Exercise objective | Going through the material below, please gather all lines with the word "JSON" in them.

Data for analysis |
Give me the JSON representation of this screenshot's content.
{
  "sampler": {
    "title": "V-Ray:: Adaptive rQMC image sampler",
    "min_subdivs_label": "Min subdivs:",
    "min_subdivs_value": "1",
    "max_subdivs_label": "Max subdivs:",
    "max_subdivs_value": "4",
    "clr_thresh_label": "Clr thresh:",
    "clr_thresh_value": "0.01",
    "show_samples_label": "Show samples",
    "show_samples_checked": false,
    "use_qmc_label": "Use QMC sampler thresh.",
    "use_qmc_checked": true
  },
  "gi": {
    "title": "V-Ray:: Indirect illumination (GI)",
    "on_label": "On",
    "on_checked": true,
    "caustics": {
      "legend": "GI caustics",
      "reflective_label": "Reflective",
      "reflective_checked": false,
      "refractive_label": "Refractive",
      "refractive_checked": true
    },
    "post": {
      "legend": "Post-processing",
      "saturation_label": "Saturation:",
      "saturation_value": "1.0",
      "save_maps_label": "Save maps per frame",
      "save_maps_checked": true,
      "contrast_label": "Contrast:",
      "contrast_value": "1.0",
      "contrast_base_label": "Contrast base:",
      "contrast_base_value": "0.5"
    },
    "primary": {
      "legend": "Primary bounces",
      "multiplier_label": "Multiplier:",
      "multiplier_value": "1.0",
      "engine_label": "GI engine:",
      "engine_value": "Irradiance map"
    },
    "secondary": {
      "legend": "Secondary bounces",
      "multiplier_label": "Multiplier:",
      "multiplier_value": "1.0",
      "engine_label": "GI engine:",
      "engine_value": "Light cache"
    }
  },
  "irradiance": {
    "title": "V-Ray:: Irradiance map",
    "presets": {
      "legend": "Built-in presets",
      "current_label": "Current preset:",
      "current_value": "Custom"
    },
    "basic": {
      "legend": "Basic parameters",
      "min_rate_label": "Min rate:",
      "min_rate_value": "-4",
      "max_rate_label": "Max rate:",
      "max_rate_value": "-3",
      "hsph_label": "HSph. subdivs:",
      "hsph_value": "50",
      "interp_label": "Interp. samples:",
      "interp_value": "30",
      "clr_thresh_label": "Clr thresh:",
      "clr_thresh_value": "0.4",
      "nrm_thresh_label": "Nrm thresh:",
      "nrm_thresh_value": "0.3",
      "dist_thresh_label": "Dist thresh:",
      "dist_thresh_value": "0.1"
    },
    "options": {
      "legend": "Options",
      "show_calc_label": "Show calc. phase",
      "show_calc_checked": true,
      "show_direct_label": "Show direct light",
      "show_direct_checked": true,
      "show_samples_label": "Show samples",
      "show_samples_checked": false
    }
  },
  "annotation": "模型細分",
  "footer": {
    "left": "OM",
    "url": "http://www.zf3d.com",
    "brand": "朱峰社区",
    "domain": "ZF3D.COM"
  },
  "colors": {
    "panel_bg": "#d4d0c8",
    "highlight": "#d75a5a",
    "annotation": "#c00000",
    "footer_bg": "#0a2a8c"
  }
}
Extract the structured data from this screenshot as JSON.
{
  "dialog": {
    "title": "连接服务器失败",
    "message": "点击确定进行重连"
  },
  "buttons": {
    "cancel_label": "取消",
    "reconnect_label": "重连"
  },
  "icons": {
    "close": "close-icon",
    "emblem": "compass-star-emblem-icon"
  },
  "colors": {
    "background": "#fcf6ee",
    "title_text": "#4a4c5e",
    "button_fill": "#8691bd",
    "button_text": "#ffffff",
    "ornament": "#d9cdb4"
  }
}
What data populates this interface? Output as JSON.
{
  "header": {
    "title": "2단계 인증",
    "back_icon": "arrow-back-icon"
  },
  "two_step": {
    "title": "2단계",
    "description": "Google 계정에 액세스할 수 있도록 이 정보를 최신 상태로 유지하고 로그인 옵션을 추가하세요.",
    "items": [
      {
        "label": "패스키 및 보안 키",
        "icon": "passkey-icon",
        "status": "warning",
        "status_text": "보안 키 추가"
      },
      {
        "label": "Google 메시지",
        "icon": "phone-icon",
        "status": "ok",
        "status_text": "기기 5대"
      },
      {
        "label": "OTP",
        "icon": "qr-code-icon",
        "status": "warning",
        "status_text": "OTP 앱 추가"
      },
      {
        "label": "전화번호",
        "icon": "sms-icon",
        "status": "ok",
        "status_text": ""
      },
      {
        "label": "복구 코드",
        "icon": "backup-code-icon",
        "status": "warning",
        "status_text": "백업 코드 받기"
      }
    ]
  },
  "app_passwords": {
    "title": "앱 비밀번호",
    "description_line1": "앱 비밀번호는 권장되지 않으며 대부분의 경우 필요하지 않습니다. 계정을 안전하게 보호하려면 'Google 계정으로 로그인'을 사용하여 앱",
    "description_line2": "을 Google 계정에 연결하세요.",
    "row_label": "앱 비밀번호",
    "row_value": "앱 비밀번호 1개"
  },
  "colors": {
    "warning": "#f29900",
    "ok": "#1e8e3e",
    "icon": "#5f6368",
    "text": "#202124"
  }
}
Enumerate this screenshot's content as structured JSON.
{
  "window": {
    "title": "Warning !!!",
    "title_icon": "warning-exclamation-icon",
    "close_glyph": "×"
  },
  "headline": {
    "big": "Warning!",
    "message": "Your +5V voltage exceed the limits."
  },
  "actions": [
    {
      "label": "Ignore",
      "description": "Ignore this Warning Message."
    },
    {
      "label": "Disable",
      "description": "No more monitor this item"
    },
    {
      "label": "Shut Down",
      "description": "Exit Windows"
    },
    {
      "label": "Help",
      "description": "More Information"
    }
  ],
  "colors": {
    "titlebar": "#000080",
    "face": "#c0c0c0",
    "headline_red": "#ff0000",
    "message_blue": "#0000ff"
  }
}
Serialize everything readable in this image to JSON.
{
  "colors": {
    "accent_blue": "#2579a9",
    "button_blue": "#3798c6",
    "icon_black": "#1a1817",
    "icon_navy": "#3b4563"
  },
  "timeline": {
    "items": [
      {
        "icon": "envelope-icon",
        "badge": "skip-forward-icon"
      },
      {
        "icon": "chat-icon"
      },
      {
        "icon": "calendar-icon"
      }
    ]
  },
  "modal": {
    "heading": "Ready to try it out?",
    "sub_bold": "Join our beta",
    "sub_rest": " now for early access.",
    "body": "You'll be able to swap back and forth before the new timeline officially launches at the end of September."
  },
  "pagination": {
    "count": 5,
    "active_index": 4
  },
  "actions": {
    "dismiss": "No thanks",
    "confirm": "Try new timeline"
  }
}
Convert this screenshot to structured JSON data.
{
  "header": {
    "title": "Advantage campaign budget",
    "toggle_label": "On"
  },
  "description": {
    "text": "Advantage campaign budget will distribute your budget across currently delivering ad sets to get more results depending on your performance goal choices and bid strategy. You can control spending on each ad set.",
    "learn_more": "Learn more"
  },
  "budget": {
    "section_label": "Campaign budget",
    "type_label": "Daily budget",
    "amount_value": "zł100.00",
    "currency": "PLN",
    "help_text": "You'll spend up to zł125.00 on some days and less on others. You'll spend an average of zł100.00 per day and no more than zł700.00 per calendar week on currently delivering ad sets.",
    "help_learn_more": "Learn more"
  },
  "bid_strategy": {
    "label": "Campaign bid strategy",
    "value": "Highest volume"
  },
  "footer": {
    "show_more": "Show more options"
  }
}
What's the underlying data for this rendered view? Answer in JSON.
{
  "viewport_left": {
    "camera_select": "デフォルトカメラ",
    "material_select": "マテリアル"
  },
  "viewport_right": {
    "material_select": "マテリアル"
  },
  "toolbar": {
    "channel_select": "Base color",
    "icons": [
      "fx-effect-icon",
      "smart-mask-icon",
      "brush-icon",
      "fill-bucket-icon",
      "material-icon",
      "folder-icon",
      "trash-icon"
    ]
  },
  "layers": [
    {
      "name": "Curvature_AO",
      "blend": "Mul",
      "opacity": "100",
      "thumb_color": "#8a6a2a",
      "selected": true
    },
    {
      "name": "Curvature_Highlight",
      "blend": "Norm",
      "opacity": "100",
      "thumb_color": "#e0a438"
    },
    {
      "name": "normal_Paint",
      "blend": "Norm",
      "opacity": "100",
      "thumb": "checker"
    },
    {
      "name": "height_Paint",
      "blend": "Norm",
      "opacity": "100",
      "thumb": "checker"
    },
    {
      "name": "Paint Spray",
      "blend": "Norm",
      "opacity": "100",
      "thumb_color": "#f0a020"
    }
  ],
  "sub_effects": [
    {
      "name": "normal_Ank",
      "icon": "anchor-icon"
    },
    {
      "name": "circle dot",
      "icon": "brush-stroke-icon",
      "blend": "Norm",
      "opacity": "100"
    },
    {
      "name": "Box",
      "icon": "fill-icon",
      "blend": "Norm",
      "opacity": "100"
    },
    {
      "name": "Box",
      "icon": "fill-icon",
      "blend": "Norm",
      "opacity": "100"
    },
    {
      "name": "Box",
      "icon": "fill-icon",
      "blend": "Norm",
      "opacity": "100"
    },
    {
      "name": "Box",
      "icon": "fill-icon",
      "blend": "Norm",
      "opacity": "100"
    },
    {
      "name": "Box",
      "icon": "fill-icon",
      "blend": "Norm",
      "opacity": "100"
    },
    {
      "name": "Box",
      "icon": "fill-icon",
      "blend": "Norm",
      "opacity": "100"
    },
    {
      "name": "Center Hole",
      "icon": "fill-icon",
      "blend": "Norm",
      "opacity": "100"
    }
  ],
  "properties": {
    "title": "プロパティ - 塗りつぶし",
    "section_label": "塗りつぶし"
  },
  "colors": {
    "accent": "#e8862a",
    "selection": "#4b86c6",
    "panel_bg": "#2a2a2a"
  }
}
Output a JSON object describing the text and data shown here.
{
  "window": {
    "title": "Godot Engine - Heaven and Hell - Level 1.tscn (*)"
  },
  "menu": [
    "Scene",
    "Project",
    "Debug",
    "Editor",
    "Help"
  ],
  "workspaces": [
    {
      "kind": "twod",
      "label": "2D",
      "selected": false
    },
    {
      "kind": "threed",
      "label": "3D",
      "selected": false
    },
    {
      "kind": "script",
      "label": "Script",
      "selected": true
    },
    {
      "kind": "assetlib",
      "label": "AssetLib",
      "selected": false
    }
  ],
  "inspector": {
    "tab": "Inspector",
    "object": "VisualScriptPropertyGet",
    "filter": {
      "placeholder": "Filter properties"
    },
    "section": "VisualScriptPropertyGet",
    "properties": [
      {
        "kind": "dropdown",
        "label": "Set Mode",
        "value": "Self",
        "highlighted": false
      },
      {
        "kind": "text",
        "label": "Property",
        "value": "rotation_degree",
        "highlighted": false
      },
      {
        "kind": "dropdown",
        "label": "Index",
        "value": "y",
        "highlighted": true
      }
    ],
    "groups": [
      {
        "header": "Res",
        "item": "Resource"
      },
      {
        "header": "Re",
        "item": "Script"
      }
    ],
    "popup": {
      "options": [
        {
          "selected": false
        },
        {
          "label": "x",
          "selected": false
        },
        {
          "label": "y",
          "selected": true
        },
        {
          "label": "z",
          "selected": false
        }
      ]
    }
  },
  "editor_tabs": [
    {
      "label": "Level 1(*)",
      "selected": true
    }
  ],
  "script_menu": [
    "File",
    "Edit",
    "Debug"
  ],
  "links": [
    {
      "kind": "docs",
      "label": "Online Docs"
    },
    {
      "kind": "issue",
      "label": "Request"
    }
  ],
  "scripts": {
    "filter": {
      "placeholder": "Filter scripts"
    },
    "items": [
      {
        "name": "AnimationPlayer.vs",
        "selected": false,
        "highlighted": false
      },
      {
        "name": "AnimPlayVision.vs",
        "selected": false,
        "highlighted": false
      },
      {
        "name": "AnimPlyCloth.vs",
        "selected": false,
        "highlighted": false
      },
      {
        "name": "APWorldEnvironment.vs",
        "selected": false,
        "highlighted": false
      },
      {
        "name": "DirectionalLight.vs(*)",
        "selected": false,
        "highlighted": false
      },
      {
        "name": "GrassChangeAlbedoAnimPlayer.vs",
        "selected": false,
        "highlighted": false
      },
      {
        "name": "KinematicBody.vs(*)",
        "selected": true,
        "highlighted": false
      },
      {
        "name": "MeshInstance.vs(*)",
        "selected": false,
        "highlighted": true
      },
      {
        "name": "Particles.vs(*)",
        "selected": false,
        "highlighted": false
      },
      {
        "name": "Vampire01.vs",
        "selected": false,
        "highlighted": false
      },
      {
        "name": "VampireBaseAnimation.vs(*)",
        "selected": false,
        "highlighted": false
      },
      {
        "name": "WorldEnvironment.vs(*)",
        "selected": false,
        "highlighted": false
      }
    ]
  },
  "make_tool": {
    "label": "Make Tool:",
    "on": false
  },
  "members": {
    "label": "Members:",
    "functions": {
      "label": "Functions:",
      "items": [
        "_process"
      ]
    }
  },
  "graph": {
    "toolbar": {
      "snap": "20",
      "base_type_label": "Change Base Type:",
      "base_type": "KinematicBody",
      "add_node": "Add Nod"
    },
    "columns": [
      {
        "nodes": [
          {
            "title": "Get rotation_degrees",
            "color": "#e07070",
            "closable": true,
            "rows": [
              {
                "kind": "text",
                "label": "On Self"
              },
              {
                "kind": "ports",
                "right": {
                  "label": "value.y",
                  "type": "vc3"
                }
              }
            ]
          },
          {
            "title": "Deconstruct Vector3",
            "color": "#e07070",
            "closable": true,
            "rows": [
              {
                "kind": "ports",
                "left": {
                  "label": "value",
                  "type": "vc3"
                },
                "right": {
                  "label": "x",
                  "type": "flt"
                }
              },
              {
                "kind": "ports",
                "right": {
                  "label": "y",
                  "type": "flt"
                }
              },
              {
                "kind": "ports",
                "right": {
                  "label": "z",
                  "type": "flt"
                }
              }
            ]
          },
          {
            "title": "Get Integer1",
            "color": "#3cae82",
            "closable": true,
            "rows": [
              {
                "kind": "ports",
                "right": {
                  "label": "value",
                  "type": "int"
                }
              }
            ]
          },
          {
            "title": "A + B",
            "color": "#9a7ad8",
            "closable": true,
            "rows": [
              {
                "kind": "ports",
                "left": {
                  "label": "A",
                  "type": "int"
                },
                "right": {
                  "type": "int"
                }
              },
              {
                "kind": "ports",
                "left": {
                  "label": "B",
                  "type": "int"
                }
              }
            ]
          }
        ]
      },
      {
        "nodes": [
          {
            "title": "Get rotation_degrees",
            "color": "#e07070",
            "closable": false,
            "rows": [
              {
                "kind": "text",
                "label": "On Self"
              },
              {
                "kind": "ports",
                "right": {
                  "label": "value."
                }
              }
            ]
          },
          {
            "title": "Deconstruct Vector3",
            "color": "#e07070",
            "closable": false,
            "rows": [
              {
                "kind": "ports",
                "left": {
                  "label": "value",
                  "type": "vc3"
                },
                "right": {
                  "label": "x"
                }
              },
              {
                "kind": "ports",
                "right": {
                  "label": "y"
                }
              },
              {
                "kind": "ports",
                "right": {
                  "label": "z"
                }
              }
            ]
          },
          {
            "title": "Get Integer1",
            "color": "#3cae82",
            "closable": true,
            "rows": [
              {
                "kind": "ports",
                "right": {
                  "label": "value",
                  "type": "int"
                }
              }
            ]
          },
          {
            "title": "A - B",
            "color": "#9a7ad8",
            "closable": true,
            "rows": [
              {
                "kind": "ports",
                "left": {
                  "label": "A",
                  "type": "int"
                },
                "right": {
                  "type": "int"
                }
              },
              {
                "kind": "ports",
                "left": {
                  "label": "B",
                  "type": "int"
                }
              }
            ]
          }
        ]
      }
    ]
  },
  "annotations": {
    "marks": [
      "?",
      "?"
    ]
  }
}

Result for this task |
Give me the JSON representation of this screenshot's content.
Extract the structured data from this screenshot as JSON.
What data populates this interface? Output as JSON.
Enumerate this screenshot's content as structured JSON.
Serialize everything readable in this image to JSON.
Convert this screenshot to structured JSON data.
What's the underlying data for this rendered view? Answer in JSON.
Output a JSON object describing the text and data shown here.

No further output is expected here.